## Exercise prompt
With the string "миссий" as the filter, copy each matching line from the records.

Web page and app entries
*** Block opens ***

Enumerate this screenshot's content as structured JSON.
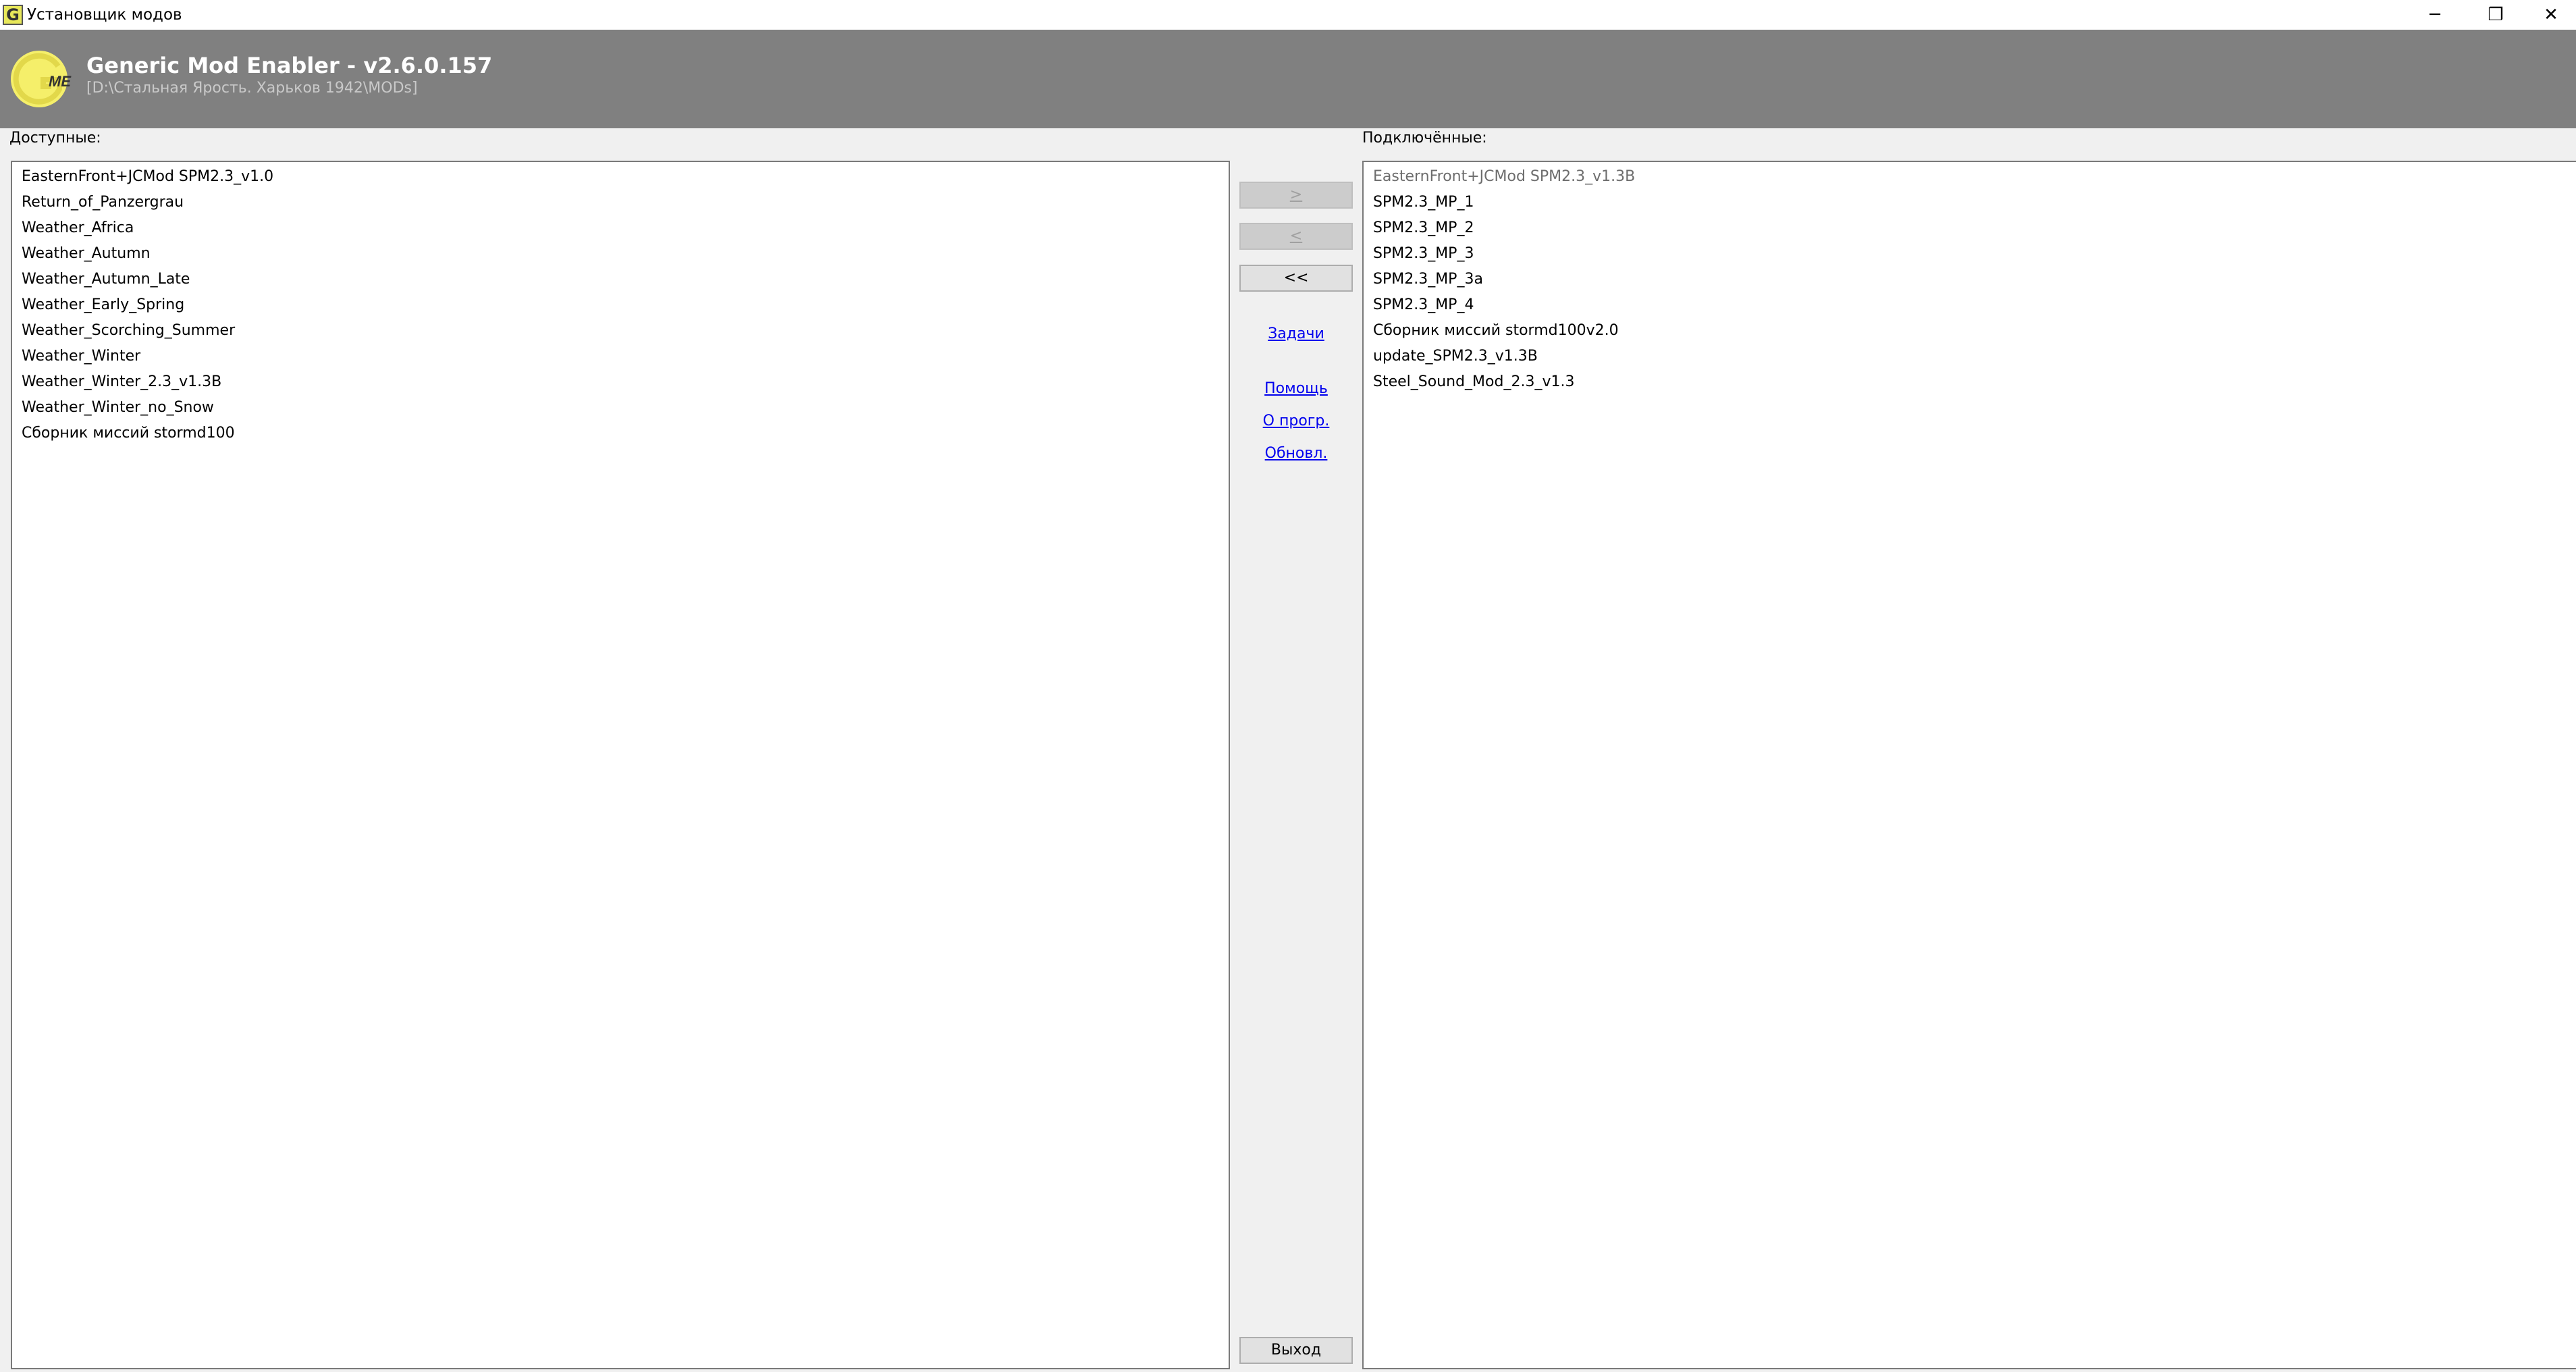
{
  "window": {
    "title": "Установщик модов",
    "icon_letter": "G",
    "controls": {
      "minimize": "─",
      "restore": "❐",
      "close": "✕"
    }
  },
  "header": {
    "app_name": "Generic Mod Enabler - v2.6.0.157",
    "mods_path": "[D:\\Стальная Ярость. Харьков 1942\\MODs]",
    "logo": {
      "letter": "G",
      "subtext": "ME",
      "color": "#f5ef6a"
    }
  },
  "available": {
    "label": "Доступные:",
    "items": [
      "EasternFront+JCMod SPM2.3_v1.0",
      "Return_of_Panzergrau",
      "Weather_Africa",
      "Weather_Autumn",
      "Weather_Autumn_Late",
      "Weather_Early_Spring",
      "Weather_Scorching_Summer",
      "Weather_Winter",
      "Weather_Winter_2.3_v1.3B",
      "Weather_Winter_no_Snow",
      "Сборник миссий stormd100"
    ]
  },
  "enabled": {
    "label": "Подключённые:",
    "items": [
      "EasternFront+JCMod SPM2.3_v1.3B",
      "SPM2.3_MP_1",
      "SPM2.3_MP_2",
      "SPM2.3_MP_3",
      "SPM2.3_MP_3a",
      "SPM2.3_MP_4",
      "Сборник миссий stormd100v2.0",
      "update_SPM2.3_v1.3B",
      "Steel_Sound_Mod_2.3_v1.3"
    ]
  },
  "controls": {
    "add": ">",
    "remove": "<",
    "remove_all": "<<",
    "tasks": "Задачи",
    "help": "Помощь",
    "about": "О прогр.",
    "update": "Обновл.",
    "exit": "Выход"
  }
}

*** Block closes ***

## Result of this exercise
      "Сборник миссий stormd100"
      "Сборник миссий stormd100v2.0",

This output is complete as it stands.